ENDNOTES


1. Exceptions to this policy include instances where (1) the employe alleges denial of fair representation [Wonder Rest Corp., 275 Wis. 273, (1957)]; (2) the parties have waived the arbitration provision, [Allis Chalmers Mfg. Co., Dec. No. 8227 (WERB, 10/67)] and (3) a party ignores and rejects the arbitration provisions in the contract, [Mews Ready Mix Corp., 29 Wis.2d 44 (1965).]

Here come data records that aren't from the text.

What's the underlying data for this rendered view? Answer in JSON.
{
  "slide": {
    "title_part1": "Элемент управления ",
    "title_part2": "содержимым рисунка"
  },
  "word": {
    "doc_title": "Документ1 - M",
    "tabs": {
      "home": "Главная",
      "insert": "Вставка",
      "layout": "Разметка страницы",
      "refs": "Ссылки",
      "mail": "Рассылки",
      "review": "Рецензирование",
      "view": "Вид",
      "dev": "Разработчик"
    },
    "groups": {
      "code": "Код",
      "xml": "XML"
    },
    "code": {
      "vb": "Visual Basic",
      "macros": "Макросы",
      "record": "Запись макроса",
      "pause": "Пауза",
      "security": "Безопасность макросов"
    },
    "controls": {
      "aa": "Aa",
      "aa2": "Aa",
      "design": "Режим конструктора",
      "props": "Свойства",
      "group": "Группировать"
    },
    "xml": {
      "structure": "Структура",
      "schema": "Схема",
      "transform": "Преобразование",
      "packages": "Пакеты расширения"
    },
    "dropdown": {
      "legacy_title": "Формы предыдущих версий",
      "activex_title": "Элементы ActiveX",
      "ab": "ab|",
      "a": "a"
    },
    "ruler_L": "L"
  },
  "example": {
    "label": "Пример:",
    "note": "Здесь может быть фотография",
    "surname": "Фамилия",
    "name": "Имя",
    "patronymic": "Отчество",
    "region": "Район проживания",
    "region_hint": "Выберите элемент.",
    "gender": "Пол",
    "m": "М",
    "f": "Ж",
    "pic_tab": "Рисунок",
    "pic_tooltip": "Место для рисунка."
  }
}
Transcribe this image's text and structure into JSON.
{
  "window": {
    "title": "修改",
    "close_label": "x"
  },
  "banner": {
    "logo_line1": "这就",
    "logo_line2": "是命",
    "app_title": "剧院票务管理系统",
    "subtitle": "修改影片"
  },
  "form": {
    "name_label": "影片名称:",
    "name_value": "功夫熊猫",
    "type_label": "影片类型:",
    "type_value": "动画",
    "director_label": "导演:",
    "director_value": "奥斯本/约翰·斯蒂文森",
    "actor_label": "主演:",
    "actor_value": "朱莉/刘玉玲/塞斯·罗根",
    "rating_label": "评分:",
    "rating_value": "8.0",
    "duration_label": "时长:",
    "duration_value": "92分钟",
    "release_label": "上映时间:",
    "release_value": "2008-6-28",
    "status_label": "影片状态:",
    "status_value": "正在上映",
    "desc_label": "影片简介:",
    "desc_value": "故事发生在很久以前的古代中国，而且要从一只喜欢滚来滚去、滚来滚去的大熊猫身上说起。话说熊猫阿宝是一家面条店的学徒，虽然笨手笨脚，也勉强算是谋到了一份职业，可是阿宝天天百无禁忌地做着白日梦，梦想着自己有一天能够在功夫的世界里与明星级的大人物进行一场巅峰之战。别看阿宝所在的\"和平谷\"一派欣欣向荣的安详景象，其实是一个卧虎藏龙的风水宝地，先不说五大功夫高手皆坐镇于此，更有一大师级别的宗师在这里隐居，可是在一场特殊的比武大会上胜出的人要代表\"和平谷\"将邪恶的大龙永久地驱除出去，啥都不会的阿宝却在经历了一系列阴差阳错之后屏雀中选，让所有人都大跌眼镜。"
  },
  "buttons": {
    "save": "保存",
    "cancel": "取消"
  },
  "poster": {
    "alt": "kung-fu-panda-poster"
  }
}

2. Where the procedure has been accessible, but for some failure to meet a contractual prerequisite such as a time limit for grievance filing, the Commission, due to the exhaustion requirement previously discussed, would not assert its jurisdiction. In such instances, the procedure would be deemed "available" for the purposes of our analysis herein.